October 7, 2016

‘Smiles, hugs and happy tears’ celebrate the rebuilding of this Iowa church

With a structure built in 1903 in the tiny town of Churchville, Iowa, and relocated by horse-drawn wagon some 30 years later to a more populous area that is now the town of Martensdale, St. Paul Lutheran Church had a rich history.

Then, on a late October evening five years ago, a new chapter in the church’s history was written, though hardly a pleasant one. A fire of indeterminate cause consumed the then 108-year-old church building and left it a total loss.

“Many of the church members were there,” recalls Kim Downs, who was then St. Paul’s council president. “It was very sad to see the firefighters breaking the stained glass windows in order to vent the fire properly.”

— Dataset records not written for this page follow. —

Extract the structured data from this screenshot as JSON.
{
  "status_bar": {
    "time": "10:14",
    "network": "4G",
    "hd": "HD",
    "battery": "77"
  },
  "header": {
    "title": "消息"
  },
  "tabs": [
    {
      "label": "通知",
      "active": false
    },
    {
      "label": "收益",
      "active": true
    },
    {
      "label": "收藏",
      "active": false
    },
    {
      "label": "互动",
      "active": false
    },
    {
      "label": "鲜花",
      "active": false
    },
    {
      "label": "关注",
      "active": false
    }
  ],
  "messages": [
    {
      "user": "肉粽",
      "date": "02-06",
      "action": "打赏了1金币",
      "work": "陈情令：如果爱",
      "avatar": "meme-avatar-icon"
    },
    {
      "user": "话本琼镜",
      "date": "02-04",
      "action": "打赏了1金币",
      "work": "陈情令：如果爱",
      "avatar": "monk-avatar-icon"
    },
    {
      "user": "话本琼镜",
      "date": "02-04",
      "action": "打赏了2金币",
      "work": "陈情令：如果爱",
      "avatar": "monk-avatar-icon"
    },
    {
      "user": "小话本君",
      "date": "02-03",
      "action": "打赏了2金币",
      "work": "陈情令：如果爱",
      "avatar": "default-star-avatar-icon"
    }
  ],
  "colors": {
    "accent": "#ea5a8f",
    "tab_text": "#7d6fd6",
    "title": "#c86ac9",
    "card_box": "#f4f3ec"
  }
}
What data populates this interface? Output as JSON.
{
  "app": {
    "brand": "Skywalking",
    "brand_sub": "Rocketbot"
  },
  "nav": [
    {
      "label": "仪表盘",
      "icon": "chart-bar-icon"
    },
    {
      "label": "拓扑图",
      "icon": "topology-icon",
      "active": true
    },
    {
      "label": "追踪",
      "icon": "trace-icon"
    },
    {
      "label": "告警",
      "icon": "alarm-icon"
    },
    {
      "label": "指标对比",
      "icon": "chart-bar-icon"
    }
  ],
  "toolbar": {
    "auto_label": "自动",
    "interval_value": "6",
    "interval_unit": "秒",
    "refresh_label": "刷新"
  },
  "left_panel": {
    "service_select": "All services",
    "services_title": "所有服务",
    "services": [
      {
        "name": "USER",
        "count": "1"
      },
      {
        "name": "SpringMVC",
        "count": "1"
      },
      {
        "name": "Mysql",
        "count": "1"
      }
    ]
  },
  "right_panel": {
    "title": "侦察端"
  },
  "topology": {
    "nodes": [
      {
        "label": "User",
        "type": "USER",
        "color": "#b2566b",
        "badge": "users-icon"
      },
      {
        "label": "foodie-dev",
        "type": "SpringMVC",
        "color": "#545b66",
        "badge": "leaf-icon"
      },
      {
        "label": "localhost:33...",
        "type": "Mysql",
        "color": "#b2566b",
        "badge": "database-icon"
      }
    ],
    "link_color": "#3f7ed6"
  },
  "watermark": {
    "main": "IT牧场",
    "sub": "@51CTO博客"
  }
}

As the fire raged, the steeple and belfry collapsed, and the church bell fell. Then, with the floor of the sanctuary about to give way, the firefighters were ordered to evacuate. “They sounded a loud alarm–I’ll never forget it,” Downs says, “and all of the firemen had to come out of the building.”

As one of the firefighters exited the church, he noticed a Christ candle.

“It was sitting by the back sacristy door,” Downs says, “and he set it outside. It was in a wooden box, which got a little bit charred on the outside, but the candle itself was intact.”

In the end, only the bell and the Christ candle survived the blaze.

“We lost all of the papers, all of the history of the church,” Downs says. ”The names of all of the people over the 108 years that had been born, baptized, confirmed and married, all of those records were gone.”

Fortunately for Downs and her fellow St. Paul congregants, support was not far away. The Rev. Eric Carlson, Assistant to the Bishop of the Southeastern Iowa Synod, proved to be an invaluable resource, leading the congregation through the process of grieving for the loss of their church and just as importantly, helping them find a way forward.

Pastor Carlson introduced St. Paul to the team from the Mission Investment Fund, including MIF Regional Manager Paula Kitt and MIF Church Building Consultant Anne Gerrietts. The church considered MIF as a potential source of construction financing along with two local lenders. “MIF came to the top of list,” Downs says. “MIF had many more resources, and their mission was more closely aligned to our mission as the church.”

Gerrietts worked closely with St. Paul. “We talked a lot about their ministry,” Gerrietts recalls. “They were so good about thoughtfully and prayerfully considering what kind of building they needed to build to support what they do today, as opposed to just rebuilding what they used to have.” In MIF, St. Paul saw a partner who helped the church proceed methodically through the decision-making process and work effectively with architects and contractors.

“We were a group of individuals and two very senior pastors who had never been through a rebuild process,” Downs says. “We felt that MIF was there to help make sure that we had thought through all of the options before coming to important decisions. MIF was not only a team member but an advocate for us. It was a very good partnership.”

St. Paul also saw the opportunity to invest in MIF and assist other congregations in the process. Funds invested in MIF are used to make loans to build and renovate ELCA churches.

St. Paul broke ground on the rebuild in May 2013. The first services were held in the new space on Christmas Eve 2015, amid “lots of smiles and hugs and happy tears.”

The new, fully handicapped-accessible building was constructed with insulated concrete forms, which has significantly reduced heating and cooling costs. And because the old wooden pews have been replaced with interlocking padded chairs, the worship space can quickly and easily be converted to fellowship, classroom or meeting space.

Looking back now at that horrifying night in 2011, Downs realizes something that neither she nor any of her fellow congregants could have understood at the time—the fact that a devastating fire could be a blessing.

“We were so focused on taking care of a 108-year-old building that we were inwardly focused,” Downs reflects. “The fire and the discernment process and the reflection and the prayerful time we had during the decision-making have allowed us to think more outwardly, more about our mission as a congregation.

“It was a difficult thing to go through, but as our pastor, Pastor Ron Mohr, says, there has to be death for there to be resurrection. And I really, truly feel like we have been a resurrected church.”